> Exercise objective:
Below is a listing; copy all of it exactly.

> Provided entries:
------------------------------------------------------------

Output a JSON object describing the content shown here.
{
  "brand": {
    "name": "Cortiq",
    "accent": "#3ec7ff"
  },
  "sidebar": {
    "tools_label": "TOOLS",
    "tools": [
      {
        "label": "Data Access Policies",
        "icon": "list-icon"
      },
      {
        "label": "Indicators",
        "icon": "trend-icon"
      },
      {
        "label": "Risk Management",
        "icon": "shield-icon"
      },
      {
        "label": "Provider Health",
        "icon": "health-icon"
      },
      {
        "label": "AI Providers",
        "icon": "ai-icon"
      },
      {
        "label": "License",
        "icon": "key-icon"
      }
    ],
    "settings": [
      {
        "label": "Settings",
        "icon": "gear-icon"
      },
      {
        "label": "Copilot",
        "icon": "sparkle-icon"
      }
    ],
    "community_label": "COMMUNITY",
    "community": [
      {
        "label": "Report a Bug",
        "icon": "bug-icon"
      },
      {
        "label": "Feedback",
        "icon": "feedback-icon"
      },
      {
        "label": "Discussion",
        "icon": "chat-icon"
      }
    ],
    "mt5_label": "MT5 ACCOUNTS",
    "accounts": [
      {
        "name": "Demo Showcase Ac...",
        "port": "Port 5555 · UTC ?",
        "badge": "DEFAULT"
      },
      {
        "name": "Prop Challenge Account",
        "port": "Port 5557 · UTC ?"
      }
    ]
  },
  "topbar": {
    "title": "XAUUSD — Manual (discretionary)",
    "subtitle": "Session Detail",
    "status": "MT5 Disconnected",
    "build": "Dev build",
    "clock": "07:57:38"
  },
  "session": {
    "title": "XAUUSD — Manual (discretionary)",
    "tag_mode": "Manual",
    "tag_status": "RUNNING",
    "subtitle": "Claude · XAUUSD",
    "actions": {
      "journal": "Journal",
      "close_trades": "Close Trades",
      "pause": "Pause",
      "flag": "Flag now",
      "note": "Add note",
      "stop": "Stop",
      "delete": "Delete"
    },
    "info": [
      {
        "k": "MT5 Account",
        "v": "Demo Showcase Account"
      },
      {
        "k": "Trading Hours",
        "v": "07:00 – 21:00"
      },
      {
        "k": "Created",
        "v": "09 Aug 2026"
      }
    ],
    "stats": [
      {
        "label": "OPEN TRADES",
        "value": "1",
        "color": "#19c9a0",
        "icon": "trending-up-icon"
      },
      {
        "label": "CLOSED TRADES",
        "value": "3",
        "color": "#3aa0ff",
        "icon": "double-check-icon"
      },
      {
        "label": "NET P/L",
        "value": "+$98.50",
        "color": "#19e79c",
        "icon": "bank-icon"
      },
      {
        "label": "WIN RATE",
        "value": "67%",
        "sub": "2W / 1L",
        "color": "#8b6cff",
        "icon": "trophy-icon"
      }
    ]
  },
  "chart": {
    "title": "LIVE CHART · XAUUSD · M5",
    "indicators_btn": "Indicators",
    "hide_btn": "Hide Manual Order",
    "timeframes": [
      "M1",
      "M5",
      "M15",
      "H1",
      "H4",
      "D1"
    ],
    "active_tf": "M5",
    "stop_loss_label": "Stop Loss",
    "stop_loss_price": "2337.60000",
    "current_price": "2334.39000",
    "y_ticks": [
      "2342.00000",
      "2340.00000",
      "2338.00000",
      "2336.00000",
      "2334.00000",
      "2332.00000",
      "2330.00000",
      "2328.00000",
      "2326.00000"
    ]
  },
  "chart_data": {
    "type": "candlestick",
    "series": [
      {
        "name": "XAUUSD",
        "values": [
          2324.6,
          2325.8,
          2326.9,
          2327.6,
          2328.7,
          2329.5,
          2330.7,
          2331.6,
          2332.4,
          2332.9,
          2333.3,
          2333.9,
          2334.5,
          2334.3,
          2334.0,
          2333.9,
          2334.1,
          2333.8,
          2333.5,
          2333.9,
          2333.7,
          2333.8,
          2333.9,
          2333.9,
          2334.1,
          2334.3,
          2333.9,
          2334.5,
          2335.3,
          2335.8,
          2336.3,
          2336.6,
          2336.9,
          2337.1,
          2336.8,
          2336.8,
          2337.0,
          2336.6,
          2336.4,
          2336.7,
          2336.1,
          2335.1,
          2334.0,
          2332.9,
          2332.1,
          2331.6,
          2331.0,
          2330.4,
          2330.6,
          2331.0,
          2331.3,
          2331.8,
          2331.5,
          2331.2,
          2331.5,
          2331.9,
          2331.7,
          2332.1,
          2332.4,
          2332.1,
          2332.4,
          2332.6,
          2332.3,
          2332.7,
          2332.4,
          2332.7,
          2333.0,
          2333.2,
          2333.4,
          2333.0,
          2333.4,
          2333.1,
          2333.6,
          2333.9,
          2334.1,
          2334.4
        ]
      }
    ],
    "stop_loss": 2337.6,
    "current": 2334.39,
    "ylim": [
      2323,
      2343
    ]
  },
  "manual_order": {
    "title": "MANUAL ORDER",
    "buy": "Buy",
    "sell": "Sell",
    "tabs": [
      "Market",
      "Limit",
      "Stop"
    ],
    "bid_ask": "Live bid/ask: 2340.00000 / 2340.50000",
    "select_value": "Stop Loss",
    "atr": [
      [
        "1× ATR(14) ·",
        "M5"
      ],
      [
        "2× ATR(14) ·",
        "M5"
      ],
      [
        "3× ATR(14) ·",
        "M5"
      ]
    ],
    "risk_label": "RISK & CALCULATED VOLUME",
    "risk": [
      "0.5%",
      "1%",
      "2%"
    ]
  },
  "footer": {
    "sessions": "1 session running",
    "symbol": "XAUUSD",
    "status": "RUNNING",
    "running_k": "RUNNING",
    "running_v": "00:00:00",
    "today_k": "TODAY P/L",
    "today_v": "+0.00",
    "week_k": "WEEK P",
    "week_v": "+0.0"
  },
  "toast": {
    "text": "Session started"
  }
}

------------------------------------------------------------

> Your solution:
Output a JSON object describing the content shown here.
{
  "brand": {
    "name": "Cortiq",
    "accent": "#3ec7ff"
  },
  "sidebar": {
    "tools_label": "TOOLS",
    "tools": [
      {
        "label": "Data Access Policies",
        "icon": "list-icon"
      },
      {
        "label": "Indicators",
        "icon": "trend-icon"
      },
      {
        "label": "Risk Management",
        "icon": "shield-icon"
      },
      {
        "label": "Provider Health",
        "icon": "health-icon"
      },
      {
        "label": "AI Providers",
        "icon": "ai-icon"
      },
      {
        "label": "License",
        "icon": "key-icon"
      }
    ],
    "settings": [
      {
        "label": "Settings",
        "icon": "gear-icon"
      },
      {
        "label": "Copilot",
        "icon": "sparkle-icon"
      }
    ],
    "community_label": "COMMUNITY",
    "community": [
      {
        "label": "Report a Bug",
        "icon": "bug-icon"
      },
      {
        "label": "Feedback",
        "icon": "feedback-icon"
      },
      {
        "label": "Discussion",
        "icon": "chat-icon"
      }
    ],
    "mt5_label": "MT5 ACCOUNTS",
    "accounts": [
      {
        "name": "Demo Showcase Ac...",
        "port": "Port 5555 · UTC ?",
        "badge": "DEFAULT"
      },
      {
        "name": "Prop Challenge Account",
        "port": "Port 5557 · UTC ?"
      }
    ]
  },
  "topbar": {
    "title": "XAUUSD — Manual (discretionary)",
    "subtitle": "Session Detail",
    "status": "MT5 Disconnected",
    "build": "Dev build",
    "clock": "07:57:38"
  },
  "session": {
    "title": "XAUUSD — Manual (discretionary)",
    "tag_mode": "Manual",
    "tag_status": "RUNNING",
    "subtitle": "Claude · XAUUSD",
    "actions": {
      "journal": "Journal",
      "close_trades": "Close Trades",
      "pause": "Pause",
      "flag": "Flag now",
      "note": "Add note",
      "stop": "Stop",
      "delete": "Delete"
    },
    "info": [
      {
        "k": "MT5 Account",
        "v": "Demo Showcase Account"
      },
      {
        "k": "Trading Hours",
        "v": "07:00 – 21:00"
      },
      {
        "k": "Created",
        "v": "09 Aug 2026"
      }
    ],
    "stats": [
      {
        "label": "OPEN TRADES",
        "value": "1",
        "color": "#19c9a0",
        "icon": "trending-up-icon"
      },
      {
        "label": "CLOSED TRADES",
        "value": "3",
        "color": "#3aa0ff",
        "icon": "double-check-icon"
      },
      {
        "label": "NET P/L",
        "value": "+$98.50",
        "color": "#19e79c",
        "icon": "bank-icon"
      },
      {
        "label": "WIN RATE",
        "value": "67%",
        "sub": "2W / 1L",
        "color": "#8b6cff",
        "icon": "trophy-icon"
      }
    ]
  },
  "chart": {
    "title": "LIVE CHART · XAUUSD · M5",
    "indicators_btn": "Indicators",
    "hide_btn": "Hide Manual Order",
    "timeframes": [
      "M1",
      "M5",
      "M15",
      "H1",
      "H4",
      "D1"
    ],
    "active_tf": "M5",
    "stop_loss_label": "Stop Loss",
    "stop_loss_price": "2337.60000",
    "current_price": "2334.39000",
    "y_ticks": [
      "2342.00000",
      "2340.00000",
      "2338.00000",
      "2336.00000",
      "2334.00000",
      "2332.00000",
      "2330.00000",
      "2328.00000",
      "2326.00000"
    ]
  },
  "chart_data": {
    "type": "candlestick",
    "series": [
      {
        "name": "XAUUSD",
        "values": [
          2324.6,
          2325.8,
          2326.9,
          2327.6,
          2328.7,
          2329.5,
          2330.7,
          2331.6,
          2332.4,
          2332.9,
          2333.3,
          2333.9,
          2334.5,
          2334.3,
          2334.0,
          2333.9,
          2334.1,
          2333.8,
          2333.5,
          2333.9,
          2333.7,
          2333.8,
          2333.9,
          2333.9,
          2334.1,
          2334.3,
          2333.9,
          2334.5,
          2335.3,
          2335.8,
          2336.3,
          2336.6,
          2336.9,
          2337.1,
          2336.8,
          2336.8,
          2337.0,
          2336.6,
          2336.4,
          2336.7,
          2336.1,
          2335.1,
          2334.0,
          2332.9,
          2332.1,
          2331.6,
          2331.0,
          2330.4,
          2330.6,
          2331.0,
          2331.3,
          2331.8,
          2331.5,
          2331.2,
          2331.5,
          2331.9,
          2331.7,
          2332.1,
          2332.4,
          2332.1,
          2332.4,
          2332.6,
          2332.3,
          2332.7,
          2332.4,
          2332.7,
          2333.0,
          2333.2,
          2333.4,
          2333.0,
          2333.4,
          2333.1,
          2333.6,
          2333.9,
          2334.1,
          2334.4
        ]
      }
    ],
    "stop_loss": 2337.6,
    "current": 2334.39,
    "ylim": [
      2323,
      2343
    ]
  },
  "manual_order": {
    "title": "MANUAL ORDER",
    "buy": "Buy",
    "sell": "Sell",
    "tabs": [
      "Market",
      "Limit",
      "Stop"
    ],
    "bid_ask": "Live bid/ask: 2340.00000 / 2340.50000",
    "select_value": "Stop Loss",
    "atr": [
      [
        "1× ATR(14) ·",
        "M5"
      ],
      [
        "2× ATR(14) ·",
        "M5"
      ],
      [
        "3× ATR(14) ·",
        "M5"
      ]
    ],
    "risk_label": "RISK & CALCULATED VOLUME",
    "risk": [
      "0.5%",
      "1%",
      "2%"
    ]
  },
  "footer": {
    "sessions": "1 session running",
    "symbol": "XAUUSD",
    "status": "RUNNING",
    "running_k": "RUNNING",
    "running_v": "00:00:00",
    "today_k": "TODAY P/L",
    "today_v": "+0.00",
    "week_k": "WEEK P",
    "week_v": "+0.0"
  },
  "toast": {
    "text": "Session started"
  }
}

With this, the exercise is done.